This is sometimes seen by the outside world is impulsive or irresponsible. “Why can’t you keep a job?” “Don’t you want to be stable?” There is something seen as “wrong” with the creative person. The truth is, the creative person just wants to be creative. The “job” is the opposite, in most cases, of the creative person’s nature.

The creative person then has to work around the rigid demands of the “job” until such point that he or she can break away and have the “job” be the “Passion” (entrepreneurialism). This makes the “job” an interim necessity for the creative person. Problem is, most people do not see jobs as “interim necessities,” but as something that you’ll always have to do, or even a “career” (love that word). “You need to make money!” “Gotta have a job!” And the idea of the art paying for itself gets swept under the rug, because the art ain’t payin’ the bills.

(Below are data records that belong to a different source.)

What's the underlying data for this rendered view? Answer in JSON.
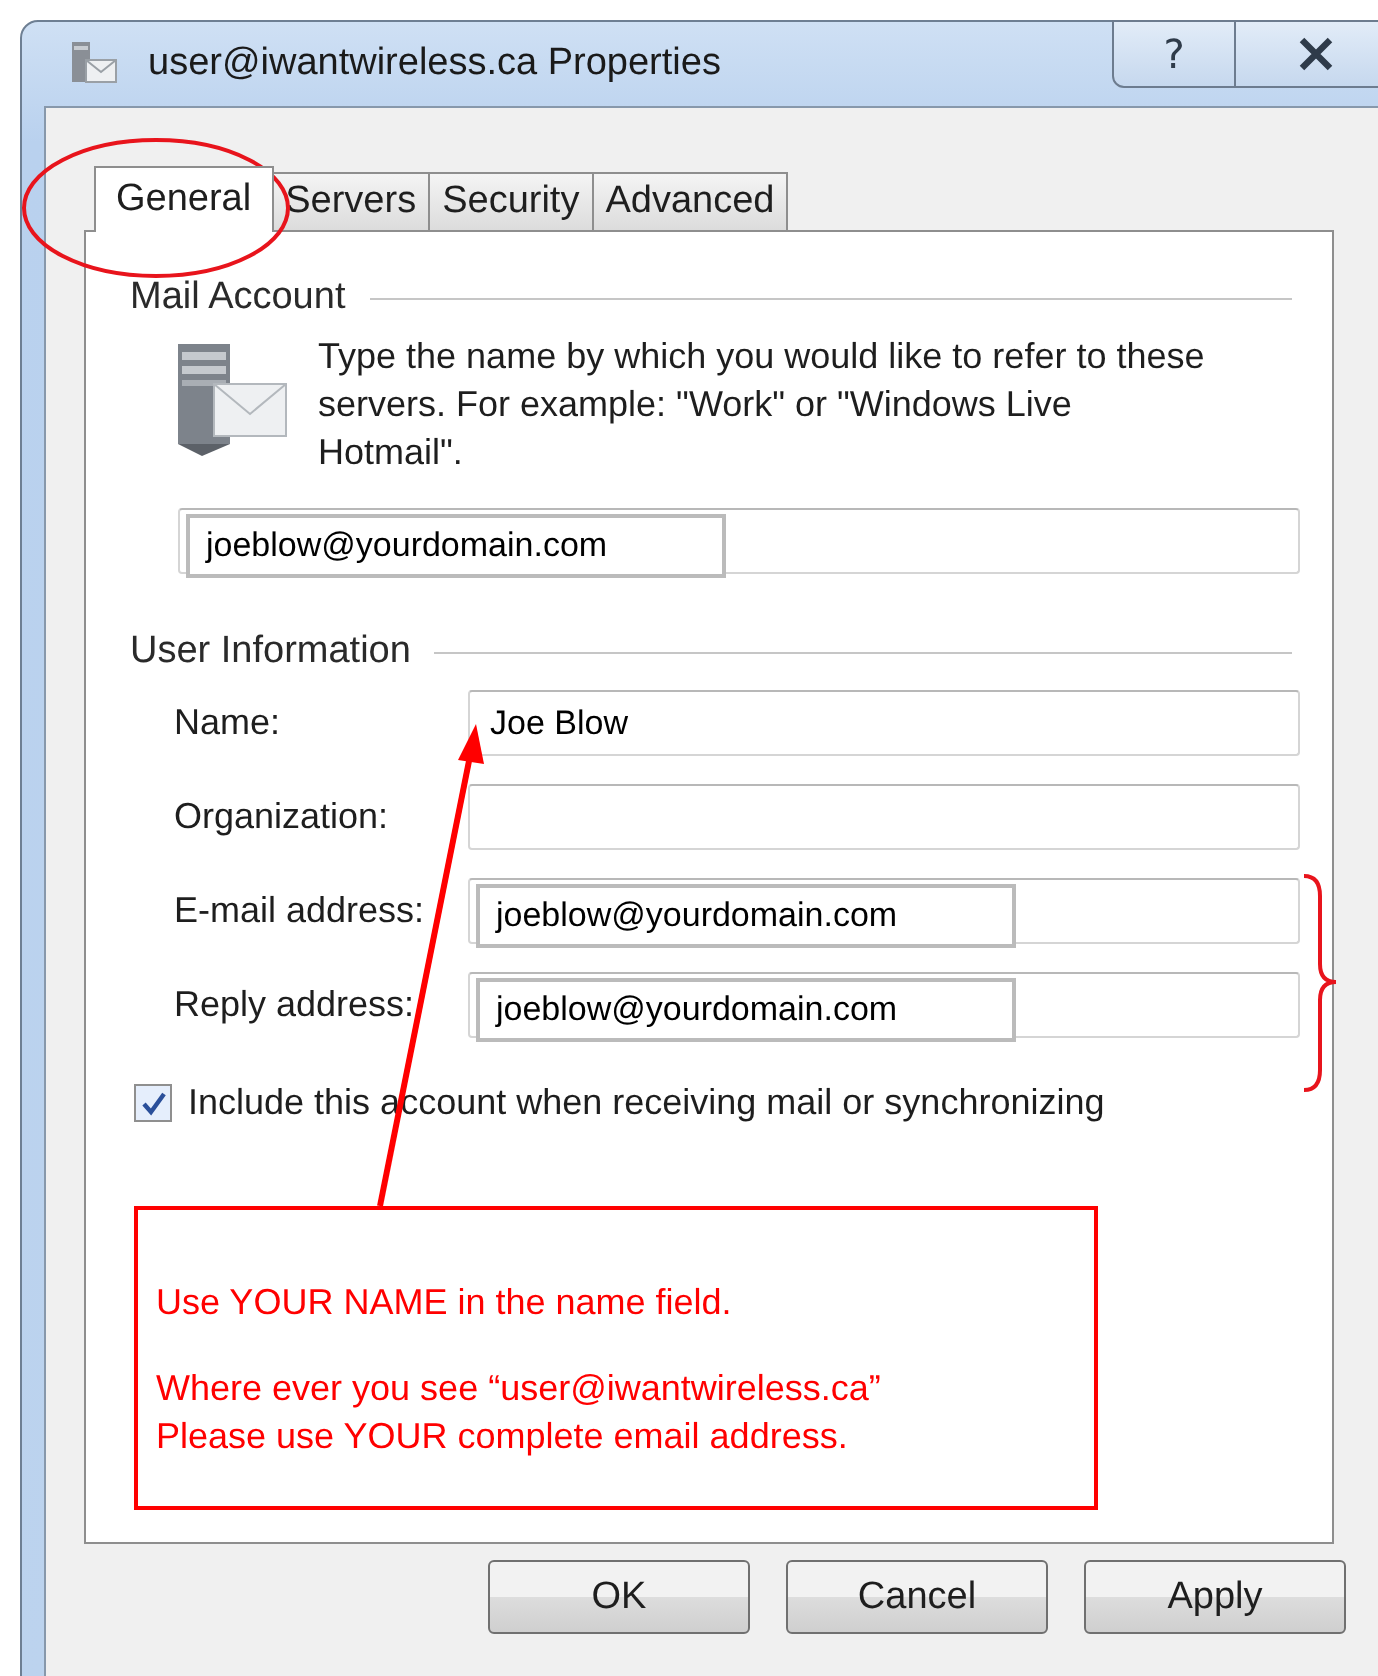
{
  "window": {
    "title": "user@iwantwireless.ca Properties",
    "help_button": "?"
  },
  "tabs": [
    {
      "label": "General",
      "selected": true
    },
    {
      "label": "Servers",
      "selected": false
    },
    {
      "label": "Security",
      "selected": false
    },
    {
      "label": "Advanced",
      "selected": false
    }
  ],
  "mail_account": {
    "heading": "Mail Account",
    "description": "Type the name by which you would like to refer to these servers.  For example: \"Work\" or \"Windows Live Hotmail\".",
    "field": {
      "value": "joeblow@yourdomain.com",
      "kind": "pasted"
    }
  },
  "user_information": {
    "heading": "User Information",
    "fields": [
      {
        "label": "Name:",
        "value": "Joe Blow",
        "kind": "typed"
      },
      {
        "label": "Organization:"
      },
      {
        "label": "E-mail address:",
        "value": "joeblow@yourdomain.com",
        "kind": "pasted"
      },
      {
        "label": "Reply address:",
        "value": "joeblow@yourdomain.com",
        "kind": "pasted"
      }
    ]
  },
  "include_checkbox": {
    "label": "Include this account when receiving mail or synchronizing",
    "checked": true
  },
  "buttons": [
    "OK",
    "Cancel",
    "Apply"
  ],
  "annotation": {
    "notes": [
      "Use YOUR NAME in the name field.",
      "Where ever you see “user@iwantwireless.ca”\nPlease use YOUR complete email address."
    ]
  }
}
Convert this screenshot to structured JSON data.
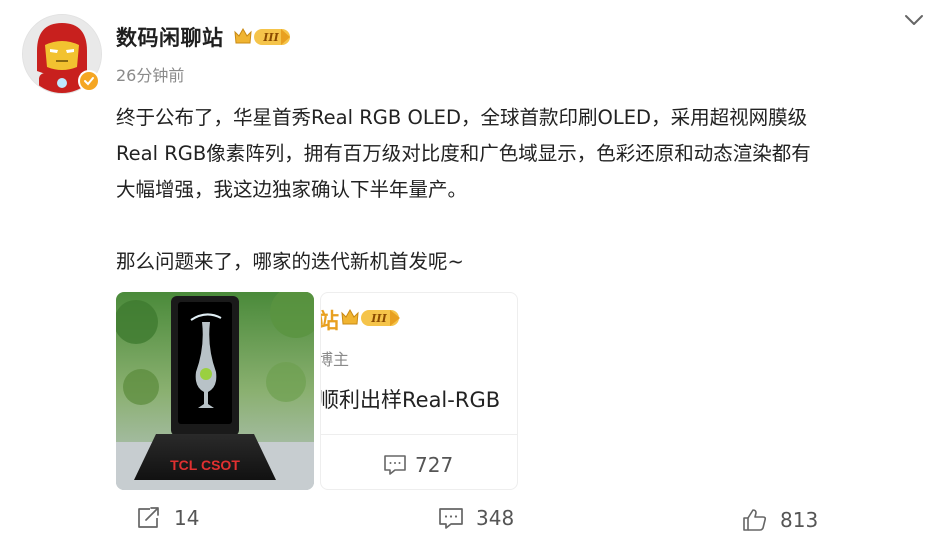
{
  "author": {
    "name": "数码闲聊站",
    "level_badge": "III",
    "timestamp": "26分钟前",
    "avatar_icon": "iron-man-avatar",
    "verified_icon": "verified-badge-icon"
  },
  "post": {
    "paragraphs": [
      "终于公布了，华星首秀Real RGB OLED，全球首款印刷OLED，采用超视网膜级",
      "Real RGB像素阵列，拥有百万级对比度和广色域显示，色彩还原和动态渲染都有",
      "大幅增强，我这边独家确认下半年量产。",
      "那么问题来了，哪家的迭代新机首发呢~"
    ]
  },
  "media": {
    "photo_brand_text": "TCL CSOT"
  },
  "repost_card": {
    "name": "站",
    "level_badge": "III",
    "role": "博主",
    "text": "顺利出样Real-RGB",
    "comment_count": "727"
  },
  "actions": {
    "share_count": "14",
    "comment_count": "348",
    "like_count": "813"
  },
  "colors": {
    "accent_gold": "#e8a020",
    "text_primary": "#222222",
    "text_secondary": "#8a8a8a"
  }
}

I believe that we are all naturally creative. If we weren’t, there wouldn’t be cars, houses, or clothing. The man-made objects we’ve grown so used to would not exist. There would be no such thing as music or painting. The very fabric of reality is based on creation (birth). The grass is green, the sky is blue. A species is threatened, it finds creative ways to survive.

Does it follow that we would all be naturally entrepreneurs? No. There’s only a handful of people who even want to be. But I do think that we all want to be free – free to be creative, free to be debt-free, free to eat Doritos and watch television on the weekends. OK, maybe the Doritos thing is a notch or two below the “creative” impulse, but my point is that freedom and creativity are bedmates.

Passion has a price. You can’t just show up for work, then go home and eat Doritos. Passion hurts. Passion stings. Passion makes you get slapped around.

This is a touchy subject – I realize. But hey, I never said I would sugarcoat anything, did I?

Are you a creative person with a Passion? Do you find that your “job” is in harmony with your passion, or simply a means to the end of supporting your passion until your passion can support itself?